More coverage: Harold Sasko homicide
Jan. 14: Friends and family last see Sarah B. Gonzales McLinn and Harold Sasko.
Jan. 17: Police, responding to a report by McLinn’s family that McLinn was missing, go to the home on West 26th Street that McLinn and Sasko shared. There they discover Sasko’s body. McLinn is missing and so is Sasko’s car.
Jan. 18: Eighteen hours after McLinn’s disappearance is reported, Lawrence police announce the homicide and disappearance.
Jan. 26: Lawrence detectives confirm presence of McLinn with Sasko’s car in Florida. On that morning, before her daughter was reported found, Michelle Gonzales released a statement calling McLinn “a victim” and suggesting that police had told the family the nature of Sasko’s injuries indicated whoever killed him could not have acted alone.
Jan. 27: At a news conference, authorities announce first-degree murder charges against McLinn and say she is the sole suspect. McLinn, found in Florida’s Everglades National Park, is being held in a federal detention center in Homestead, Fla.
Investigators believe Harold Sasko was unconscious when Sarah B. Gonzales McLinn killed him with an “edged instrument,” authorities said Monday during a news conference announcing charges against the Lawrence 19-year-old.
McLinn is charged in Douglas County District Court with one count of first-degree murder in the death of Sasko, the 52-year-old Lawrence man she was living with. Park rangers found McLinn camping in the Florida Everglades Saturday night, and she was in federal custody in that state Monday awaiting extradition to Kansas.
If McLinn waives extradition, she could arrive in Douglas County as early as this week, District Attorney Charles Branson said. If she fights extradition, it could take months.
Branson said authorities think McLinn acted alone in the killing. He said he had not ruled out other possible charges against her but declined to say what those might be.
McLinn’s relatives reported her missing after she failed to show up for a family gathering earlier this month. When police went to look for her Jan. 17 at the home she and Sasko shared in the 2900 block of W. 26th Street, officers found Sasko dead from traumatic injuries.

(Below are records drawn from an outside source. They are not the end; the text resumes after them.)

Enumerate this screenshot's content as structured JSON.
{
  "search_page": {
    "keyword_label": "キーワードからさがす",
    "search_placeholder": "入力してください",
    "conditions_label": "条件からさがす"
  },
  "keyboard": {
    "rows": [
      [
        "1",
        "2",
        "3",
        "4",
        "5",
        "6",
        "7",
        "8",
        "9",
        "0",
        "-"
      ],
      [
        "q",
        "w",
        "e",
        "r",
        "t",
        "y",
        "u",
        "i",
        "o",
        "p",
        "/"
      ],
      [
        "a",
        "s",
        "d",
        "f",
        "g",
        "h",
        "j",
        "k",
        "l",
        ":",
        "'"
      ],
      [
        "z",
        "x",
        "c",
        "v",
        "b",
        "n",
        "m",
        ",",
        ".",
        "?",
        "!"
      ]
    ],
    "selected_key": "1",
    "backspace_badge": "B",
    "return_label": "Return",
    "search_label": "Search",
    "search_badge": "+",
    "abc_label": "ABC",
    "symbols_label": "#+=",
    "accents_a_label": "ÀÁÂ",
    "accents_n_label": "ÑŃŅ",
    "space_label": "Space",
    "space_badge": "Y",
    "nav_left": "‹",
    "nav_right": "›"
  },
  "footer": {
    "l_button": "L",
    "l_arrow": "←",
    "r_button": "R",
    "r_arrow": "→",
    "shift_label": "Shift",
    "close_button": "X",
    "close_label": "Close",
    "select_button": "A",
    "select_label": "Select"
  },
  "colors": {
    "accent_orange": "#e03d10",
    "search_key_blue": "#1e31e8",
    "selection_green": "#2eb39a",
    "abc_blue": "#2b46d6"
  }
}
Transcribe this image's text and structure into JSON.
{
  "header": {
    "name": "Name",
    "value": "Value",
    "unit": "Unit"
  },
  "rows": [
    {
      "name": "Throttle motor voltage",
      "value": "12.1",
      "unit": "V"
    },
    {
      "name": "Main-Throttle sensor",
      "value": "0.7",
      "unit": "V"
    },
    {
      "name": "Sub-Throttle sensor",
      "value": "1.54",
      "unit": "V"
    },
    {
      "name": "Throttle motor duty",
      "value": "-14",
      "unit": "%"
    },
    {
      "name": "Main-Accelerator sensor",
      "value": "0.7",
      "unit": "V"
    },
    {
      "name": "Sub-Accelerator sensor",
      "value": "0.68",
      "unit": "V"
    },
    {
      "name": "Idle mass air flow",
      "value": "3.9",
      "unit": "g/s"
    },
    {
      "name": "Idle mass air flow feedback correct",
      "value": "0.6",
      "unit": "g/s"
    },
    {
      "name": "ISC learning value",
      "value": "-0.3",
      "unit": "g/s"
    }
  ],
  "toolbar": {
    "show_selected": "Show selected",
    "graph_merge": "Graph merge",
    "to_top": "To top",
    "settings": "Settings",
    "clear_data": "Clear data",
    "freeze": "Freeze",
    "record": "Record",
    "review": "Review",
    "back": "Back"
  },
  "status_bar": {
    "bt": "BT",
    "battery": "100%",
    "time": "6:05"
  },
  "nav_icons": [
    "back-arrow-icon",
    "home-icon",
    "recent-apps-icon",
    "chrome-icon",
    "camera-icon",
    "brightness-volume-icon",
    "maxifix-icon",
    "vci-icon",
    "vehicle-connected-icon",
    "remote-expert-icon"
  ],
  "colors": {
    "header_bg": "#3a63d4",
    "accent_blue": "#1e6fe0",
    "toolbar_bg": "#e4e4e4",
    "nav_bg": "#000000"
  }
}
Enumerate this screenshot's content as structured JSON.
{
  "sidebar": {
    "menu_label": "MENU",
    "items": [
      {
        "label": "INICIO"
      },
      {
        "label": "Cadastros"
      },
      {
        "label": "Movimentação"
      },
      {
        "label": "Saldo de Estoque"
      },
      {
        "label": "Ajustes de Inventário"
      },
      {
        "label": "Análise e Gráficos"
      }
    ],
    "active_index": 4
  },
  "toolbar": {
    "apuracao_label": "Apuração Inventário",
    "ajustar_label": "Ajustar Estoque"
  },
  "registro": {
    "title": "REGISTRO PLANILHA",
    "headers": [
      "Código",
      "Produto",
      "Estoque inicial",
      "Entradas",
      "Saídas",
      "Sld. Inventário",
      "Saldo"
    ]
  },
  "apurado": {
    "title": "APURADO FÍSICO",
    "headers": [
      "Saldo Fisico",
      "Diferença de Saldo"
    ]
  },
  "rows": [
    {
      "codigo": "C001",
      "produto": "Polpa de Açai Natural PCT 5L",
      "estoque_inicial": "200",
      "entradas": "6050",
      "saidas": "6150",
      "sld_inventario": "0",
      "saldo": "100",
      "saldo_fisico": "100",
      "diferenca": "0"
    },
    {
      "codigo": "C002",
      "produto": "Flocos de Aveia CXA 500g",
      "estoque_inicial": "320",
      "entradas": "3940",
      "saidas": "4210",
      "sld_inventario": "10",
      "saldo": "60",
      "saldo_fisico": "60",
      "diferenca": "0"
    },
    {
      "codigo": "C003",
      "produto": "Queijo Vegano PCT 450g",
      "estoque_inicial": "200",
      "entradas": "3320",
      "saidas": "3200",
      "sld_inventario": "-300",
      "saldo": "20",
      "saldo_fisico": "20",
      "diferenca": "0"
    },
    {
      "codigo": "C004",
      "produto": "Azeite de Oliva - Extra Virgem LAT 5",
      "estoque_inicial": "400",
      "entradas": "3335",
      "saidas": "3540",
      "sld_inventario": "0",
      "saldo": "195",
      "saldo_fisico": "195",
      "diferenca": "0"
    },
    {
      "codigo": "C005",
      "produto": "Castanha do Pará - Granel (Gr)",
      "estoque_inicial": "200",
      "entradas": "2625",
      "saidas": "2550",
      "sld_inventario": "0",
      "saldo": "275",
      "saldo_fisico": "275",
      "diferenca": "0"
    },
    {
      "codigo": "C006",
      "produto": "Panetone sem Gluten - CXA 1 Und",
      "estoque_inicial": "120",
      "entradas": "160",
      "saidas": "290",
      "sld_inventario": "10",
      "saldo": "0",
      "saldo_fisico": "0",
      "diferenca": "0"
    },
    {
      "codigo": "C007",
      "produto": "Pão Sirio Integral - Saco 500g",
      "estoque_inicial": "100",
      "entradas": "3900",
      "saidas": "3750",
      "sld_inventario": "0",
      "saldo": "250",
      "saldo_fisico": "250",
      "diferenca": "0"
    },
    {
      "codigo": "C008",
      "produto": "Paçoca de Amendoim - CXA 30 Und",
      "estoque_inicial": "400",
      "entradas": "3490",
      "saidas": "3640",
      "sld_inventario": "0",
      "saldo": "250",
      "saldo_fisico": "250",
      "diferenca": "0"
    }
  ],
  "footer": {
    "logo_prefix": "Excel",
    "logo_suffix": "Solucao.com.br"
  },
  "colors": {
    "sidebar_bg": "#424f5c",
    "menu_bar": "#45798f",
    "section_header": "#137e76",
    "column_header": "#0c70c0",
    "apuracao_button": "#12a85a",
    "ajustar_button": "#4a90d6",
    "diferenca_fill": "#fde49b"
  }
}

“Both Mr. Sasko’s family and Ms. McLinn’s family were very, very concerned about the situation,” Lawrence police chief Tarik Khatib said. “I’m sure it’s shocking to find out that their loved one was a victim of a homicide, and also that their loved one was a potential suspect.”
Police did not initially describe McLinn as a suspect but issued a nationwide alert requesting help locating her and the car she was believed to be driving, Khatib said. He said rangers in Everglades National Park found McLinn illegally camping after hours in the car, took her into custody on a federal charge of possession of a controlled substance and contacted Lawrence police.
On Sunday, the Douglas County District Attorney’s Office issued a warrant for McLinn’s arrest on the murder charge, and police flew to Miami. Khatib said police verified McLinn was uninjured and conducted a preliminary interview, but he declined to elaborate on what that revealed.
Over the weekend, McLinn’s mother, Michelle Gonzales, emailed a statement to the Journal-World saying police told relatives that if McLinn were involved in Sasko’s death, based on the traumatic injuries he suffered, she could not have acted alone.
“This makes us even more convinced that Sarah is a victim,” Gonzales wrote in the statement dated Friday.
However, Khatib and Branson said Monday that investigators do not think anyone else was involved or that McLinn was the victim of any crime.
Evidence at the scene indicated Sasko was “somehow subdued” and not conscious when he was killed, Khatib said, although investigators don’t know how that occurred. He said police have the “edged instrument” they think was used to kill Sasko but would not say what the object was.
It will be up to the coroner to determine how long Sasko was dead before police found his body and to complete toxicology tests, Khatib said.
At this point, a motive for the killing is unknown, Khatib said.
“We’re still looking at that,” he said, adding that more information should come out in the court process.
A dog named Oliver, reported missing along with McLinn, is thought to be at a Florida veterinary office, Khatib said. Authorities will continue to investigate why McLinn headed for Florida, what path she took to get there and more details about her connection to Sasko.
“Some of those relationships we don’t know yet,” Khatib said. “That’s still part of the investigation.”
Sasko owned three area CiCi’s Pizza franchises, including the Lawrence restaurant, and McLinn previously worked for him in Topeka.
Acquaintances of Sasko have said McLinn moved into his house in 2012. They said she was going through a rough period and that Sasko allowed her to stay there so she could have a stable environment, save money and prepare for college.
Messages to McLinn’s sister and a family spokeswoman weren't returned Monday.
Kimberly Qualls, a close friend of Sasko's, said it felt good to have some answers.
“At this point, it’s time for us to all grieve and heal and try to find some peace with it,” Qualls said. “It’s a matter of time and letting this move through the courts.”
Now, Qualls said, she will wait for more information.
“As all of this moves forward, we wait to see what the final story is,” Qualls said. “We want to know the ‘why.’”